On Wednesday, I waxed cynical on the Mets’ reported interest in big fish like Jason Bay:
Here’s a theory
of my own: if the Mets are suddenly thinking bigger, it’s because the
Yankees have been going hog wild (relatively speaking) this week, and
they don’t want to get blown the hell off the back pages of the
Today The Post’s Joel Sherman echoes the sentiment:
Ticket sales are lagging and fans are screaming for the Mets to make a meaningful acquisition. And, poof, they suddenly were acknowledging making an offer yesterday to Jason Bay.
So was this merely a ploy to change the subject or was this a clear change of course this offseason?
I mostly went with my gut In coming to that conclusion. Sherman’s evidence: the fact that the “offer” the Mets reportedly made to Jason Bay was surprisingly similar to one that everyone knows he rejected from the Red Sox, with the thinking being that it was offered precisely because they knew he’d reject it. Sherman goes on to call it a “cynical ploy.” I think Sherman has a good point.
The Yankees have a plan. The Red Sox have a plan. Lots of other teams have a plan. The Mets seem to lurch from idea to idea with no coherent strategy in place. Sure-loser offers to players in whom they had not previously shown an interest is evidence of that. To date, I’ve seen no evidence to the contrary.
Jon Heyman reports that the Nationals are closing in on a deal with catcher Matt Wieters. Joel Sherman of the New York Post reports that it’s a two-year deal. UPDATE: Ken Rosenthal reports that the deal is for two years, at $21 million. There is an opt-out for him after year one. He will get $10 million in 2017 and, if he returns in 2018, he’ll get $11 million.

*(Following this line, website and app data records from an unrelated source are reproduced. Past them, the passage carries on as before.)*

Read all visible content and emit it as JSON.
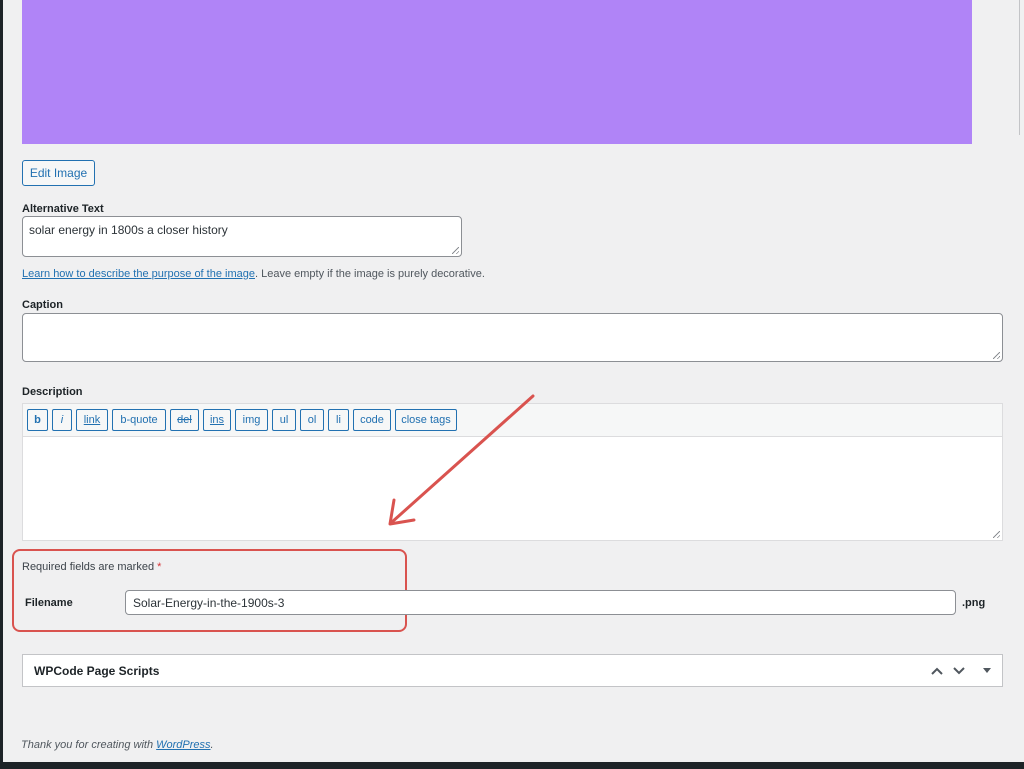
{
  "edit_image_label": "Edit Image",
  "alt_text": {
    "label": "Alternative Text",
    "value": "solar energy in 1800s a closer history",
    "help_link": "Learn how to describe the purpose of the image",
    "help_rest": ". Leave empty if the image is purely decorative."
  },
  "caption": {
    "label": "Caption",
    "value": ""
  },
  "description": {
    "label": "Description",
    "toolbar": [
      "b",
      "i",
      "link",
      "b-quote",
      "del",
      "ins",
      "img",
      "ul",
      "ol",
      "li",
      "code",
      "close tags"
    ]
  },
  "required_note": {
    "text": "Required fields are marked",
    "star": "*"
  },
  "filename": {
    "label": "Filename",
    "value": "Solar-Energy-in-the-1900s-3",
    "extension": ".png"
  },
  "postbox": {
    "title": "WPCode Page Scripts"
  },
  "footer": {
    "text": "Thank you for creating with ",
    "link": "WordPress",
    "end": "."
  },
  "colors": {
    "preview": "#b084f7",
    "accent": "#2271b1",
    "callout": "#d9534f"
  }
}
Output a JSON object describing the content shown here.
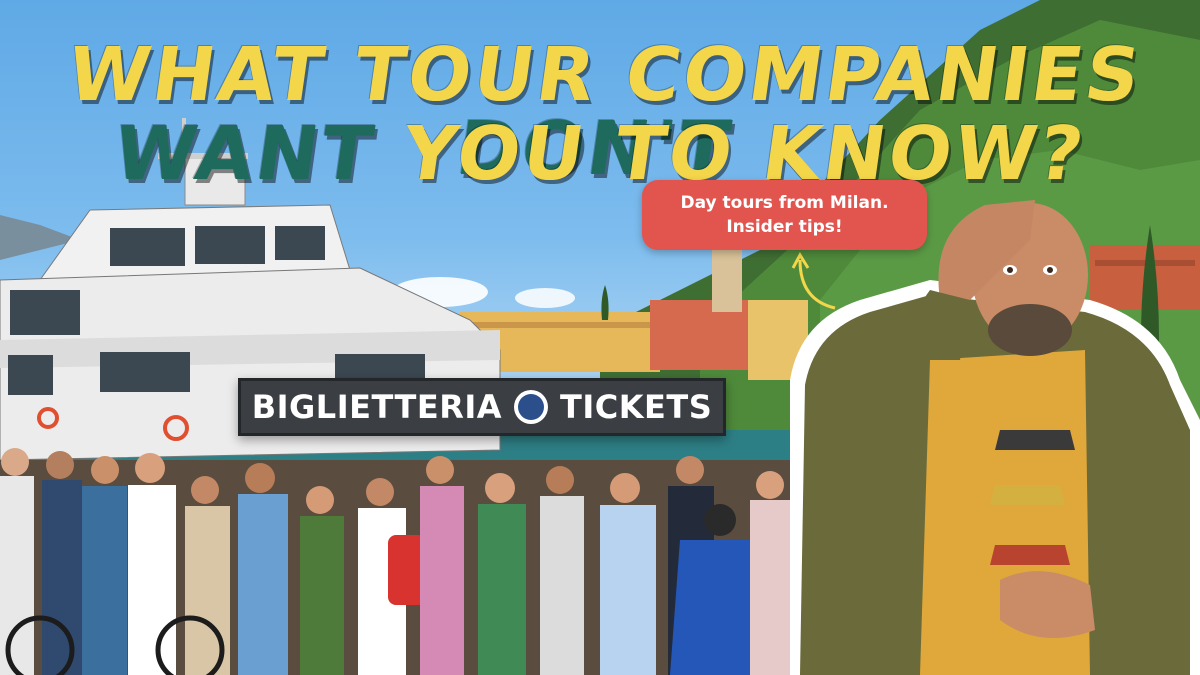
{
  "headline": {
    "line1_part1": "WHAT TOUR COMPANIES ",
    "line1_part2": "DON'T",
    "line2_part1": "WANT",
    "line2_part2": " YOU TO KNOW?"
  },
  "tip": {
    "line1": "Day tours from Milan.",
    "line2": "Insider tips!"
  },
  "sign": {
    "left": "BIGLIETTERIA",
    "right": "TICKETS"
  },
  "colors": {
    "yellow": "#f4d64b",
    "teal": "#1e6a5d",
    "bubble": "#e2554f"
  }
}
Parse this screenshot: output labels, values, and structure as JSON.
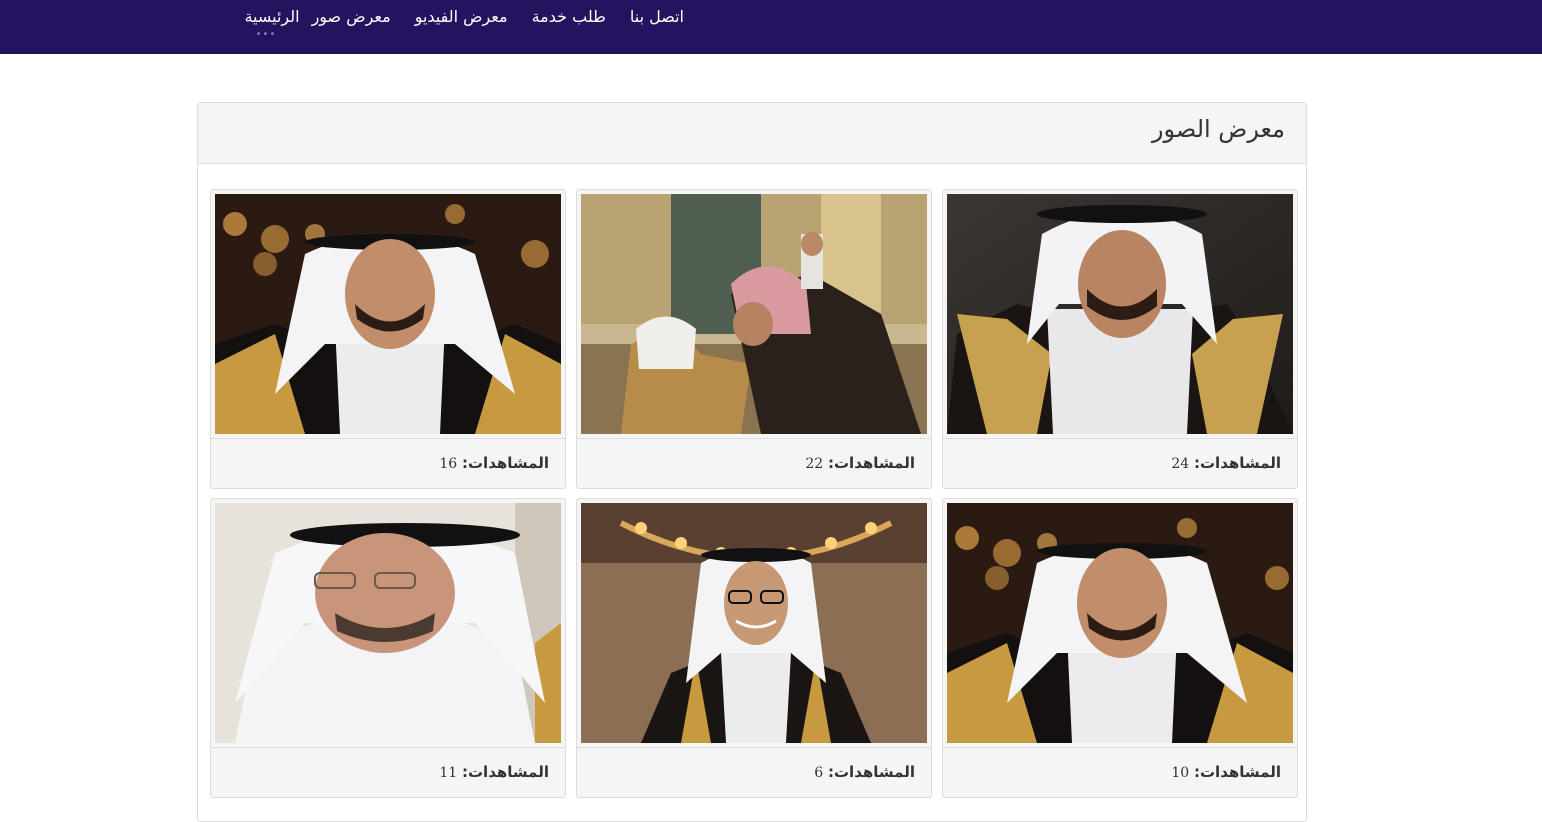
{
  "nav": {
    "items": [
      {
        "label": "الرئيسية",
        "active": true
      },
      {
        "label": "معرض صور",
        "active": false
      },
      {
        "label": "معرض الفيديو",
        "active": false
      },
      {
        "label": "طلب خدمة",
        "active": false
      },
      {
        "label": "اتصل بنا",
        "active": false
      }
    ],
    "active_indicator": "•••"
  },
  "colors": {
    "navbar": "#24135f",
    "panel_heading": "#f5f5f5",
    "border": "#dddddd"
  },
  "panel": {
    "title": "معرض الصور"
  },
  "gallery": {
    "views_label": "المشاهدات:",
    "items": [
      {
        "views": "24",
        "image": "portrait-man-gold-bisht-icon"
      },
      {
        "views": "22",
        "image": "man-kissing-elder-hand-photo-icon"
      },
      {
        "views": "16",
        "image": "portrait-man-smiling-bokeh-icon"
      },
      {
        "views": "10",
        "image": "portrait-man-smiling-bokeh-icon"
      },
      {
        "views": "6",
        "image": "man-glasses-chandelier-photo-icon"
      },
      {
        "views": "11",
        "image": "portrait-elder-man-glasses-icon"
      }
    ]
  }
}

Wieters was not expected to go this long without signing, but his market, which many thought would be robust, never materialized. The Nats had been rumored to be interested for months, but they were apparently waiting to swoop in late and get what one presumes will be a bargain.
Wieters, 30, finished last season hitting .243/.302/.409 with 17 home runs and 66 RBI in 464 plate appearances. The Nationals currently have Derek Norris and Jose Lobaton, so who falls where in the catcher fight in Washington is unclear, but one presumes that Wieters getting a two-year deal puts him at the top of the depth chart.
Ken Rosenthal has an interesting story up about Sergio Romo as he begins spring training with his new team, the Los Angeles Dodgers.
There is some fun stuff about his family, all Dodgers fans from southern California, but the more notable stuff is about Romo himself, who has dealt with a lot more than has been reported over the past couple of seasons. The loss of three of his four grandparents is a big one, as it has thrust the mantle of head of the family on Romo in ways that he was not fully prepared for. There are also allusions to personal and psychological problems Romo has experienced — there is a vague suggestion of alcohol or maybe just late nights out and perhaps depression, but he is not specific about it — which he worked on with the help of friends and teammates on the Giants and which he now has overcome.
There’s always more going on the lives of baseball players than we as fans know.